Labour! Treachery is now the norm in politics. It's not that they're "stealing other parties' clothes", they're stealing your bloody clothes, your birthright.

Sunday, September 02, 2012

Saturday, September 01, 2012

Bulaga

Dublin Jimmy from the basement is smoking dope outside the backdoor while his Jamaican girlfriend is helping Mimi from Olongapo with the cooking. Mimi starts singing as she gives the dishes a final stir, "By the rivers of Babylon, where we lay down…”



Husband Cézar comes into the kitchen to help with the serving and joins in the song,"Hey yeh we wept, when we remembered Zion." Now the three all sing together, not loudly, and start odd dancefloor steps on the way to peer into a cauldron or ladle food onto platters.

In the living room the guests are mostly sitting on chairs arranged around the walls. As Cézar carries the first dishes in some of them revive the song they heard from the kitchen. An old woman claps along, not knowing the words.

More dishes from the kitchen and another verse of the song from Mimi. A slight pause then Jimmy's Aunt Ida, over from County Wicklow, continues in a deep baritone, "Let the words of our hearts and the meditation of our hearts be acceptable in thy sight here tonight." She repeats it, exhorting the others with a wave of her arms and they all chime in, "By the rivers of Babylon where we lay down…"

Some of the small children are running and dancing wild, whirling dances. Left out, the smallest toddler looks like he’s about to cry. Then ancient Fernando from La Coruna, who has been ancient forever, puts his hands on Mimi’s and Cézar's shoulders beside the table and adds his wheezing falsetto, obligado, "Eh, eh, we we-e-e-e-pt! ... Yeah, ye-e-ah. Yeah, ye-e-ah..." Mimi at last says, "Come on, let's eat!"

Steve Moran

First published in Slam Fiction

Short story competition now open

For a short story writer, inclusion in The New Yorker is the ultimate accolade. Forget prizes, book publication, fame, fortune—all you really want is to be listed together with Salinger, Cheever, Arthur Miller, Annie Proulx, E. L. Doctorow, Alice Monro, William Trevor, Edna O'Brien and the rest. Then if one of your stories is included, your only aim in writing short stories will be to have another chosen.

David Means, the judge for The Willesden Herald international hort story competition this year has had, at the latest count, no less than six of his short stories published in The New Yorker. He has also had three collections published by major publishing houses, including the august Faber & Faber, won the L.A. Times prize for his first book, Assorted Fire Events, and yes he teaches Creative Writing at Vassar. But all you need to know is that you have a chance to have a short story of yours short-listed to be read by David Means, by entering our seventh annual short story competition.

Previous recipients of the priceless mug and short-listed have gone on to high achievement and book deals. So start wrangling those literary mustangs or whisper in their ears, or teach them dressage, or give them apples and let them have a lie down. Closing date 21 December 2012.

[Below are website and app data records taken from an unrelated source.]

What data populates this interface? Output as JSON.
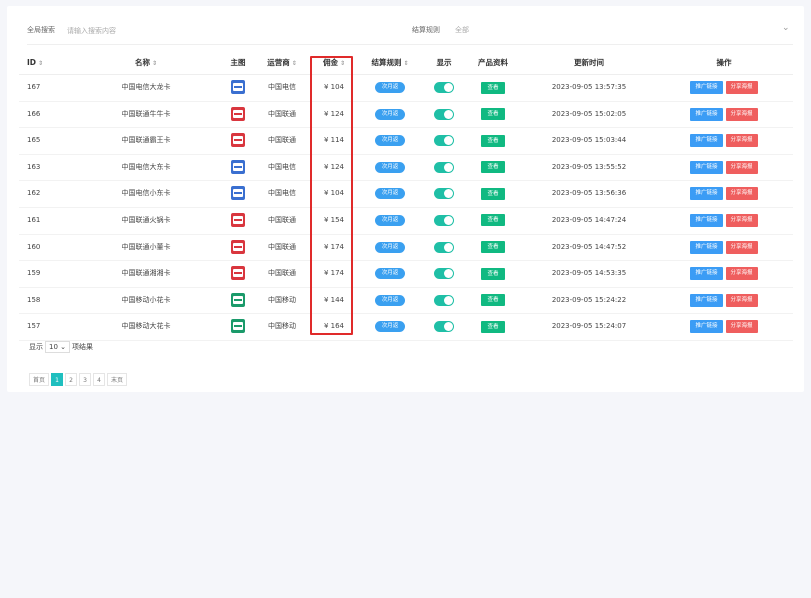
{
  "search": {
    "label": "全局搜索",
    "placeholder": "请输入搜索内容",
    "rule_label": "结算规则",
    "rule_value": "全部"
  },
  "columns": {
    "id": "ID",
    "name": "名称",
    "image": "主图",
    "operator": "运营商",
    "commission": "佣金",
    "rule": "结算规则",
    "show": "显示",
    "product": "产品资料",
    "updated": "更新时间",
    "actions": "操作"
  },
  "rows": [
    {
      "id": "167",
      "name": "中国电信大龙卡",
      "operator": "中国电信",
      "commission": "¥ 104",
      "rule": "次月返",
      "view": "查看",
      "updated": "2023-09-05 13:57:35",
      "promo": "推广链接",
      "share": "分享海报",
      "icon_color": "#3a6fd0"
    },
    {
      "id": "166",
      "name": "中国联通牛牛卡",
      "operator": "中国联通",
      "commission": "¥ 124",
      "rule": "次月返",
      "view": "查看",
      "updated": "2023-09-05 15:02:05",
      "promo": "推广链接",
      "share": "分享海报",
      "icon_color": "#d9363e"
    },
    {
      "id": "165",
      "name": "中国联通霸王卡",
      "operator": "中国联通",
      "commission": "¥ 114",
      "rule": "次月返",
      "view": "查看",
      "updated": "2023-09-05 15:03:44",
      "promo": "推广链接",
      "share": "分享海报",
      "icon_color": "#d9363e"
    },
    {
      "id": "163",
      "name": "中国电信大东卡",
      "operator": "中国电信",
      "commission": "¥ 124",
      "rule": "次月返",
      "view": "查看",
      "updated": "2023-09-05 13:55:52",
      "promo": "推广链接",
      "share": "分享海报",
      "icon_color": "#3a6fd0"
    },
    {
      "id": "162",
      "name": "中国电信小东卡",
      "operator": "中国电信",
      "commission": "¥ 104",
      "rule": "次月返",
      "view": "查看",
      "updated": "2023-09-05 13:56:36",
      "promo": "推广链接",
      "share": "分享海报",
      "icon_color": "#3a6fd0"
    },
    {
      "id": "161",
      "name": "中国联通火锅卡",
      "operator": "中国联通",
      "commission": "¥ 154",
      "rule": "次月返",
      "view": "查看",
      "updated": "2023-09-05 14:47:24",
      "promo": "推广链接",
      "share": "分享海报",
      "icon_color": "#d9363e"
    },
    {
      "id": "160",
      "name": "中国联通小董卡",
      "operator": "中国联通",
      "commission": "¥ 174",
      "rule": "次月返",
      "view": "查看",
      "updated": "2023-09-05 14:47:52",
      "promo": "推广链接",
      "share": "分享海报",
      "icon_color": "#d9363e"
    },
    {
      "id": "159",
      "name": "中国联通湘湘卡",
      "operator": "中国联通",
      "commission": "¥ 174",
      "rule": "次月返",
      "view": "查看",
      "updated": "2023-09-05 14:53:35",
      "promo": "推广链接",
      "share": "分享海报",
      "icon_color": "#d9363e"
    },
    {
      "id": "158",
      "name": "中国移动小花卡",
      "operator": "中国移动",
      "commission": "¥ 144",
      "rule": "次月返",
      "view": "查看",
      "updated": "2023-09-05 15:24:22",
      "promo": "推广链接",
      "share": "分享海报",
      "icon_color": "#1a9a6a"
    },
    {
      "id": "157",
      "name": "中国移动大花卡",
      "operator": "中国移动",
      "commission": "¥ 164",
      "rule": "次月返",
      "view": "查看",
      "updated": "2023-09-05 15:24:07",
      "promo": "推广链接",
      "share": "分享海报",
      "icon_color": "#1a9a6a"
    }
  ],
  "page_size": {
    "prefix": "显示",
    "value": "10",
    "suffix": "项结果"
  },
  "pagination": {
    "first": "首页",
    "pages": [
      "1",
      "2",
      "3",
      "4"
    ],
    "current": "1",
    "last": "末页"
  },
  "colors": {
    "accent": "#1fbfbf",
    "highlight": "#e02a2a"
  }
}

Meanwhile you could do a lot worse than read our most popular anthology ever, New Short Stories 6, featuring new stories by Virginia Gilbert, Charles Lambert, Geraldine Mills and seven more great writers, the illustrious 2012 Willesden Herald best international stories. There is also a Kindle version. Previous years' anthologies are the perfect guide to the type of story likely to make it onto the short list.

People often complain that we don't say what sort of stories we want. Actually, we do, every year. Please read the anthologies, that's what the purpose of the competition is, to send new stories out to appreciative readers like your good self. Entries are in the hundreds but readers of the stories are in the tens. It would be great to improve on that this year.

Steve